The Effect of Maternal Education on Gender Bias in Care-Seeking for Common Childhood Illnesses
Gautam Bhan, N Bhandari, S Taneja, S Mazumder, R Bahl | February 2005

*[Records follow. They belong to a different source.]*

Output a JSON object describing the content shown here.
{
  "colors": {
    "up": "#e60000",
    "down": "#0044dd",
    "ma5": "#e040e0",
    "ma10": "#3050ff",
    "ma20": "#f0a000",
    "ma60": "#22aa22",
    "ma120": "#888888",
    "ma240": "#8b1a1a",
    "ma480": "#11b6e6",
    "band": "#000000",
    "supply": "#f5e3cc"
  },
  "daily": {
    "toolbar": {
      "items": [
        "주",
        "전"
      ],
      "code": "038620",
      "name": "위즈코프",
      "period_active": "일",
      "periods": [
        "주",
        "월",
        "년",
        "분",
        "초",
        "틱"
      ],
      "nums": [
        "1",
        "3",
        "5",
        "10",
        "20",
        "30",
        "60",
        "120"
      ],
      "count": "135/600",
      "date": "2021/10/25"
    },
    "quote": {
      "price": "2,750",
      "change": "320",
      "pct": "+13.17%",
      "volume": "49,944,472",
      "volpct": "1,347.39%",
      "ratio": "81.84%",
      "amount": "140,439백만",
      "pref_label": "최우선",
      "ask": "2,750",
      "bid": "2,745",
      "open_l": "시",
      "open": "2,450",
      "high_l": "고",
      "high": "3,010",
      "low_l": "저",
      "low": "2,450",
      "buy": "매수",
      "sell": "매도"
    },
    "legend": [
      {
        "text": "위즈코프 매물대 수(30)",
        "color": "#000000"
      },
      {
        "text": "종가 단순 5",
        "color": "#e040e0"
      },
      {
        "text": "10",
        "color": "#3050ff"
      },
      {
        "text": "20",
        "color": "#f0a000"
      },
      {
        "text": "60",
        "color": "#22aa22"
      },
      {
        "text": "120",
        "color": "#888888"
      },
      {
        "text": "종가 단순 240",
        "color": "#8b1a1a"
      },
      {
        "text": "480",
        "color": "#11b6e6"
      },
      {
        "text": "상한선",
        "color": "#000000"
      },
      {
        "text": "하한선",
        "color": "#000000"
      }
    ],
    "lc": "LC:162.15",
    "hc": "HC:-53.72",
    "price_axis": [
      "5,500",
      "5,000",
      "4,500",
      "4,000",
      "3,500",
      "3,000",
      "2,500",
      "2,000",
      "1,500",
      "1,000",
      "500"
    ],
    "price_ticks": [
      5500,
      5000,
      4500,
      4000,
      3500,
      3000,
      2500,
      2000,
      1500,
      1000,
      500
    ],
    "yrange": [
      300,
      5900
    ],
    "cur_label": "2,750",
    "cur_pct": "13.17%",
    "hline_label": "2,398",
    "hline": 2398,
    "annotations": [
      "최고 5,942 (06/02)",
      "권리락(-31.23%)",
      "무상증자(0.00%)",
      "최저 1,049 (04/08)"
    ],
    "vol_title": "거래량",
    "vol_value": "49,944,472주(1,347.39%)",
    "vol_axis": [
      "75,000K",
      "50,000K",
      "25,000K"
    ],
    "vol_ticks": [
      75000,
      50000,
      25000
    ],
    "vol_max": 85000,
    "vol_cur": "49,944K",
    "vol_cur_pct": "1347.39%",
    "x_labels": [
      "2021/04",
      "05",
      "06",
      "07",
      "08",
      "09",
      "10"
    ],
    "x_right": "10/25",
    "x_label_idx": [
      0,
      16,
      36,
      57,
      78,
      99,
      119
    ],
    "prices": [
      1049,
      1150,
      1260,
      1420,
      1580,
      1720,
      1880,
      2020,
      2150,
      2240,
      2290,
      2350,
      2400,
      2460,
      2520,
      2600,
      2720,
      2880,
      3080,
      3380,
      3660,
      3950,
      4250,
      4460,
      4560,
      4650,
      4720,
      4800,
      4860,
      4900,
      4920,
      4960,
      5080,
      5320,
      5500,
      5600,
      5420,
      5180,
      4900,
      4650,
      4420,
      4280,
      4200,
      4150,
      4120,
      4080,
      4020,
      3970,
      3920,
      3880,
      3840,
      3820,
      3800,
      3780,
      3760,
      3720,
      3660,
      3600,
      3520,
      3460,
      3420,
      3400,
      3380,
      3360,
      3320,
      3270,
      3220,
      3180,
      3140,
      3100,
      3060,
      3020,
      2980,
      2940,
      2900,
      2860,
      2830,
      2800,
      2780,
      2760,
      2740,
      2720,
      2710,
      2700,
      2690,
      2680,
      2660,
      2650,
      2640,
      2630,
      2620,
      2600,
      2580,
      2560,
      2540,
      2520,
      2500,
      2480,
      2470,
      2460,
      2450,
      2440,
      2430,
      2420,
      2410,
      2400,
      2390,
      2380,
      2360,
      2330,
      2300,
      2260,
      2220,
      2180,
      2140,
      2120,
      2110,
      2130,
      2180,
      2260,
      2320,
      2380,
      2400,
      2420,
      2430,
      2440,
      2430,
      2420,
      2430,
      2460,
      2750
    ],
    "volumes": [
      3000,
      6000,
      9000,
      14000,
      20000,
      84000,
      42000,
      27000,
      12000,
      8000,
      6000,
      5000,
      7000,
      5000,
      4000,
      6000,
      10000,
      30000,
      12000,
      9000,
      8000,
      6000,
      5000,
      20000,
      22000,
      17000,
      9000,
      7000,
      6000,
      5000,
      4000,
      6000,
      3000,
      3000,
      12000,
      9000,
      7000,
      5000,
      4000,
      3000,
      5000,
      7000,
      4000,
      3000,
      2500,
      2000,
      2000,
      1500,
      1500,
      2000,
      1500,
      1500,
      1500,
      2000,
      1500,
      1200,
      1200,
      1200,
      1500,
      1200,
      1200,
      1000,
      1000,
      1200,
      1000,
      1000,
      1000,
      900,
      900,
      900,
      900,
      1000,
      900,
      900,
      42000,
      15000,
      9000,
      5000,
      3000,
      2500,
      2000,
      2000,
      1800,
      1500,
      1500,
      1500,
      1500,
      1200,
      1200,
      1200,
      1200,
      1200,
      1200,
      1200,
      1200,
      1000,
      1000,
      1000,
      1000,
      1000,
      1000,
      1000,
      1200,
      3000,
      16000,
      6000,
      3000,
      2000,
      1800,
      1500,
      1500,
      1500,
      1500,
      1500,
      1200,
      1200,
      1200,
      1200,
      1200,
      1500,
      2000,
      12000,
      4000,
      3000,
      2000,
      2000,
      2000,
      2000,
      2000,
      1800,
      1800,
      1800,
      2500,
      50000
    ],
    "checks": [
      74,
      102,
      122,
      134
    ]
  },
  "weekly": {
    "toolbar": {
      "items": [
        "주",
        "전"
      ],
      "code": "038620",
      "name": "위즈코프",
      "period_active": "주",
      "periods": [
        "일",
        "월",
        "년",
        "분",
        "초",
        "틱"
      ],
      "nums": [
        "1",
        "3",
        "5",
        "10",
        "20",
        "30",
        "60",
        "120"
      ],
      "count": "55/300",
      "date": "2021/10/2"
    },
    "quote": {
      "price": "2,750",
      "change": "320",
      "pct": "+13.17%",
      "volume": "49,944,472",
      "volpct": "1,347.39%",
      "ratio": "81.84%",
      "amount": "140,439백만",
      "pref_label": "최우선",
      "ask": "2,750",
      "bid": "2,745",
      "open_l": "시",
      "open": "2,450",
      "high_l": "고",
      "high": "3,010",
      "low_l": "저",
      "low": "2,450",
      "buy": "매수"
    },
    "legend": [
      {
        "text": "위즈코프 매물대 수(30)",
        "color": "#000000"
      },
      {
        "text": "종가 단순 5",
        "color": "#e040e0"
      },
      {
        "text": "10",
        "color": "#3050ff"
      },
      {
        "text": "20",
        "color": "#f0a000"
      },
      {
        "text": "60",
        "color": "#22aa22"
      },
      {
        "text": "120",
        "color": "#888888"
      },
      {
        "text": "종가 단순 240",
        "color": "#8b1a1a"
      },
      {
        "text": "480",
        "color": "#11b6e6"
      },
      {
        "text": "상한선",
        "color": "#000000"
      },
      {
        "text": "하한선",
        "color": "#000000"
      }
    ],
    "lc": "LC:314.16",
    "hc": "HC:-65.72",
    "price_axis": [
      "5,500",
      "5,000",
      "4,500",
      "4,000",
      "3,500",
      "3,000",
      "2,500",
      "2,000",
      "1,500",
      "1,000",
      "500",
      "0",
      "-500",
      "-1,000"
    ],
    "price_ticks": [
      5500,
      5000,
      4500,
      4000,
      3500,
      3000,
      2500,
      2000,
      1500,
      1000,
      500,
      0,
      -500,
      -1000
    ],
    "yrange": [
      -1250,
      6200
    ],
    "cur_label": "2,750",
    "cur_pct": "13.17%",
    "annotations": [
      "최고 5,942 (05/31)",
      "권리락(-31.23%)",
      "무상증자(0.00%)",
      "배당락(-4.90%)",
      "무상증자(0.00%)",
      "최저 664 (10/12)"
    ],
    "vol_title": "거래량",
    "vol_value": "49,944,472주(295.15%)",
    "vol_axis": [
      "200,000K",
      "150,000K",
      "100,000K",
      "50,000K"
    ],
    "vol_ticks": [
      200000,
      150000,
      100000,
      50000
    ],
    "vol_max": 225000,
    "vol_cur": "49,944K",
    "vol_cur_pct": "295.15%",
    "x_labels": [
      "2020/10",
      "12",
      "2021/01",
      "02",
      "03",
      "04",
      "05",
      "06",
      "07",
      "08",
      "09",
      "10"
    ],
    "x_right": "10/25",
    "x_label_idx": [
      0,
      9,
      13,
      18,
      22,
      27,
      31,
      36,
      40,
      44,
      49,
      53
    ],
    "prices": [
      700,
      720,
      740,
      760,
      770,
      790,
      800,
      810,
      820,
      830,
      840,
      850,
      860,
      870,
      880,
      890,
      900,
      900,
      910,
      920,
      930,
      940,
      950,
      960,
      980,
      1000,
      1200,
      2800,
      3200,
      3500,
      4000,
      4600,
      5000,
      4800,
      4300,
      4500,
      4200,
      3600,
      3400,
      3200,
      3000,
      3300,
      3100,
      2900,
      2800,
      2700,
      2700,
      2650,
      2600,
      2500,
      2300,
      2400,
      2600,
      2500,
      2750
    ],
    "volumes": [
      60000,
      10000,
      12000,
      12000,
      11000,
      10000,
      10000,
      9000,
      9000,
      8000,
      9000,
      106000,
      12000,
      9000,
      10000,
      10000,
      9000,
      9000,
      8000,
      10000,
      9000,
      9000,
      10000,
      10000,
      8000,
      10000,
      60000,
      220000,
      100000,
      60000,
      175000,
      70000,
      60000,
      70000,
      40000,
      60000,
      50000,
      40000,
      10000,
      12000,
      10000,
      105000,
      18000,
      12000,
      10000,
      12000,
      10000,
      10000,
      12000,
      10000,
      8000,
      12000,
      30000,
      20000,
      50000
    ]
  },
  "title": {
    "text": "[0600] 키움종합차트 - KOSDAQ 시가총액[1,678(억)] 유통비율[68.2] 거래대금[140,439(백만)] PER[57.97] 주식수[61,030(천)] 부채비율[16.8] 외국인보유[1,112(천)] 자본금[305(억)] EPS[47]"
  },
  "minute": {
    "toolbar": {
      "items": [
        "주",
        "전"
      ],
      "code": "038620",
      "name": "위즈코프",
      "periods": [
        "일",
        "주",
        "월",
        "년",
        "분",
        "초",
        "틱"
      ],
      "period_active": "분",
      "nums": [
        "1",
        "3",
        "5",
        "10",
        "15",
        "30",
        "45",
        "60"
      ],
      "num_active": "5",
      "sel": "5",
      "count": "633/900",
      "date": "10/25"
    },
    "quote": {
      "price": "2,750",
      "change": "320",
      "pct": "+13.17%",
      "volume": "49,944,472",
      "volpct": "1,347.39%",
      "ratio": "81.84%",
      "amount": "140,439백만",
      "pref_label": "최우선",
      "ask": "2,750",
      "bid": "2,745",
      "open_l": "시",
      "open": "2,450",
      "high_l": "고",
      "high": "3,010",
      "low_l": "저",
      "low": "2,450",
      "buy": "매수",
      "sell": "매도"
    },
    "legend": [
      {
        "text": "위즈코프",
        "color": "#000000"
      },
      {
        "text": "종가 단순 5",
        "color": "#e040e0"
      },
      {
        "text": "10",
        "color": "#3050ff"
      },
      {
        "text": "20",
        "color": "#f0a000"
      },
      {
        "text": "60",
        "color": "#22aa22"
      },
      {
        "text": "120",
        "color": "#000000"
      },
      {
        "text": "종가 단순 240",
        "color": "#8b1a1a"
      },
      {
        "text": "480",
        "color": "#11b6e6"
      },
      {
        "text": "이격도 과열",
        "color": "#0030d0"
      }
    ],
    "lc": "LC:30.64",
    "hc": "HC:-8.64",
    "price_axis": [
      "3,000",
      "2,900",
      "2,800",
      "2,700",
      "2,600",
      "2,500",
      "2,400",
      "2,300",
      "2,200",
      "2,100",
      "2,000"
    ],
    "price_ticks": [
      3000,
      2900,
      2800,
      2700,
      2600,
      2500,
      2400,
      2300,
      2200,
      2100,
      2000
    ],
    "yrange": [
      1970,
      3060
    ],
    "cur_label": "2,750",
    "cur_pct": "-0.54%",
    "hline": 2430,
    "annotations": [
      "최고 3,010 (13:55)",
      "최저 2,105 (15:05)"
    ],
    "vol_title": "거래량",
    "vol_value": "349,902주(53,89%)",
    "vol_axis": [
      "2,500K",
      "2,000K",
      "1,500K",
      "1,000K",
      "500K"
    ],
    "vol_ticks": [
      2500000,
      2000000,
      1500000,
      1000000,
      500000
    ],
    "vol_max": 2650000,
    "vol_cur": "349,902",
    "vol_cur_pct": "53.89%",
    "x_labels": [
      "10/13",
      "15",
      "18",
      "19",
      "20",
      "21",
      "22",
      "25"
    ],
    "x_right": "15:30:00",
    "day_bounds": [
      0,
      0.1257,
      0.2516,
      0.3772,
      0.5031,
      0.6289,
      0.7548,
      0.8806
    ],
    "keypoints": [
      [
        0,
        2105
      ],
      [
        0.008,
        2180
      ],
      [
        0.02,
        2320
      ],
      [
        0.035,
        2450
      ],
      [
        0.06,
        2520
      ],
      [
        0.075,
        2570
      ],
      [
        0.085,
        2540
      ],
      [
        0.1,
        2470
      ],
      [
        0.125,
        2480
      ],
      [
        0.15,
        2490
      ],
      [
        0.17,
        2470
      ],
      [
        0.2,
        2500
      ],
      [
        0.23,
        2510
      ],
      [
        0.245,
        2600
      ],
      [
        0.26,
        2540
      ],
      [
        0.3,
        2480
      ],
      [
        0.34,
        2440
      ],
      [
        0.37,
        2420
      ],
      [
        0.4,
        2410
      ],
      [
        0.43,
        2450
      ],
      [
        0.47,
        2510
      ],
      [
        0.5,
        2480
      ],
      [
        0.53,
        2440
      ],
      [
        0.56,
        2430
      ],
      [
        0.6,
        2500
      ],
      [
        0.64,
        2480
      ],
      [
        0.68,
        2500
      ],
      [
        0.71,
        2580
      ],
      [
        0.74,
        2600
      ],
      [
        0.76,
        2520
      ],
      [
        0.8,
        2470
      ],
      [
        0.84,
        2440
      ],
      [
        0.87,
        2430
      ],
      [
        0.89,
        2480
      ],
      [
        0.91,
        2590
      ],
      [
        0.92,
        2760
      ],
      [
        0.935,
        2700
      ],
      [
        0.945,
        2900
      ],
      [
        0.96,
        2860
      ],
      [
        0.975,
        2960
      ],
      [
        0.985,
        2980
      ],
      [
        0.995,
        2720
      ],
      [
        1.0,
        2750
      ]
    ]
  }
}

This paper assessed gender bias within hospitalisation rates to ascertain whether differential care-seeking practices significantly contribute to excess female mortality. It then examined the impact of socio-economic factors, particularly maternal education and economic status, on gender bias. The results find both the clear and significant impact of gender on hospitalisation rates, as well as the simultaneous inability of rising education and economic status to alleviate this bias. A secondary analysis was conducted within a uniquely large and ongoing randomised control trial that sought to measure the impact of Zinc supplementation on hospitalisations and deaths in low-income communities in New Delhi, India. During the course of the study, 85,633 children were enrolled and monitored over one year of follow-up. Of the 430 deaths that occurred, 230 were female (0.57 per cent of total females), while 200 were male (0.43 per cent of all males). Despite this higher mortality amongst females (p<0.02), girls were hospitalised far less frequently than boys. Of the 4,418 children who were hospitalised at least once, 2,854 (64.6%) were males and only 1,564 (35.4%) were females, indicating a significantly lower rate of care-seeking for females (p<0.00). Curiously, our results show that gender bias is highest amongst highly educated mothers, and decreases steadily for children of mothers with a middle school education, a primary school education, and is lowest amongst mothers with no formal education. Put differently, female children of mothers with no formal education were significantly more likely to be hospitalised than children of mothers with several years of formal education, even after adjusting for all other factors. Economic status was not found to affect the association of gender and hospitalisation, though overall odds of hospitalisation rose with increasing economic status. Paternal education was found not to be significantly related to hospitalisation.